- **Task goal**
Please retype the records below exactly as they appear, leaving out every picture.

*** Source data ***

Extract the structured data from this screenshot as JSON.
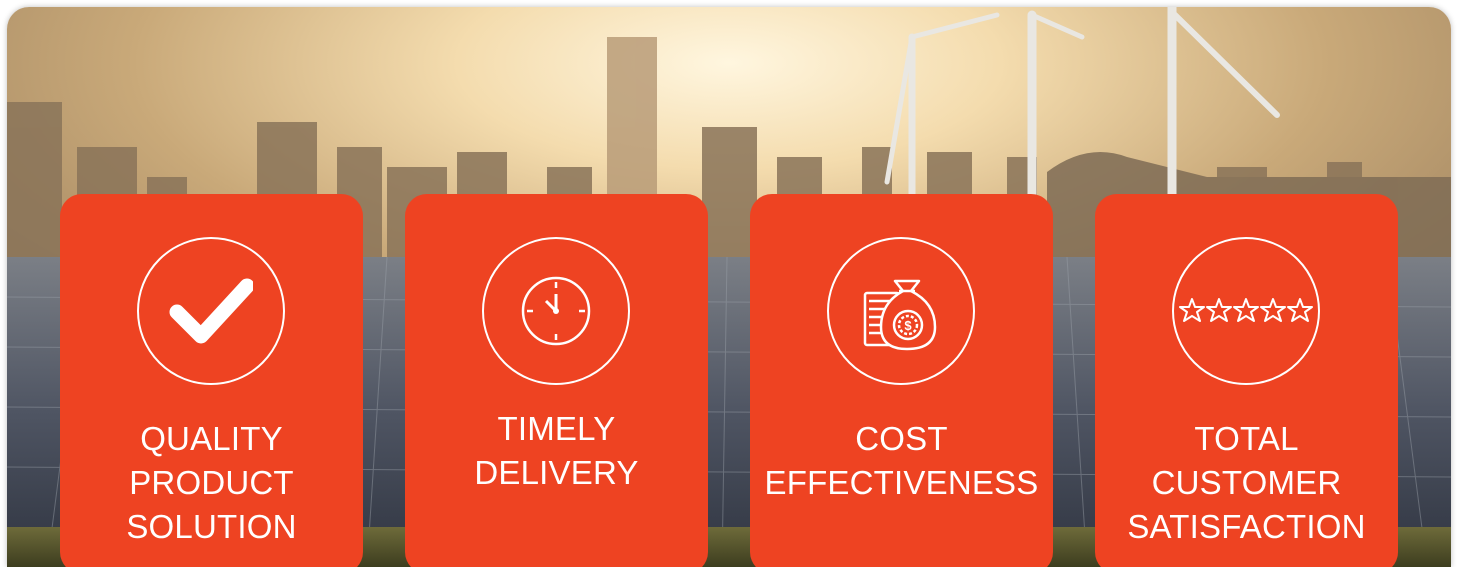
{
  "cards": [
    {
      "name": "quality",
      "lines": [
        "QUALITY",
        "PRODUCT",
        "SOLUTION"
      ],
      "icon": "checkmark-icon"
    },
    {
      "name": "timely",
      "lines": [
        "TIMELY",
        "DELIVERY"
      ],
      "icon": "clock-icon"
    },
    {
      "name": "cost",
      "lines": [
        "COST",
        "EFFECTIVENESS"
      ],
      "icon": "money-bag-icon"
    },
    {
      "name": "satisfaction",
      "lines": [
        "TOTAL",
        "CUSTOMER",
        "SATISFACTION"
      ],
      "icon": "five-stars-icon"
    }
  ],
  "colors": {
    "card": "#ee4322",
    "icon": "#ffffff"
  }
}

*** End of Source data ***

- **Response**
Extract the structured data from this screenshot as JSON.
{
  "cards": [
    {
      "name": "quality",
      "lines": [
        "QUALITY",
        "PRODUCT",
        "SOLUTION"
      ],
      "icon": "checkmark-icon"
    },
    {
      "name": "timely",
      "lines": [
        "TIMELY",
        "DELIVERY"
      ],
      "icon": "clock-icon"
    },
    {
      "name": "cost",
      "lines": [
        "COST",
        "EFFECTIVENESS"
      ],
      "icon": "money-bag-icon"
    },
    {
      "name": "satisfaction",
      "lines": [
        "TOTAL",
        "CUSTOMER",
        "SATISFACTION"
      ],
      "icon": "five-stars-icon"
    }
  ],
  "colors": {
    "card": "#ee4322",
    "icon": "#ffffff"
  }
}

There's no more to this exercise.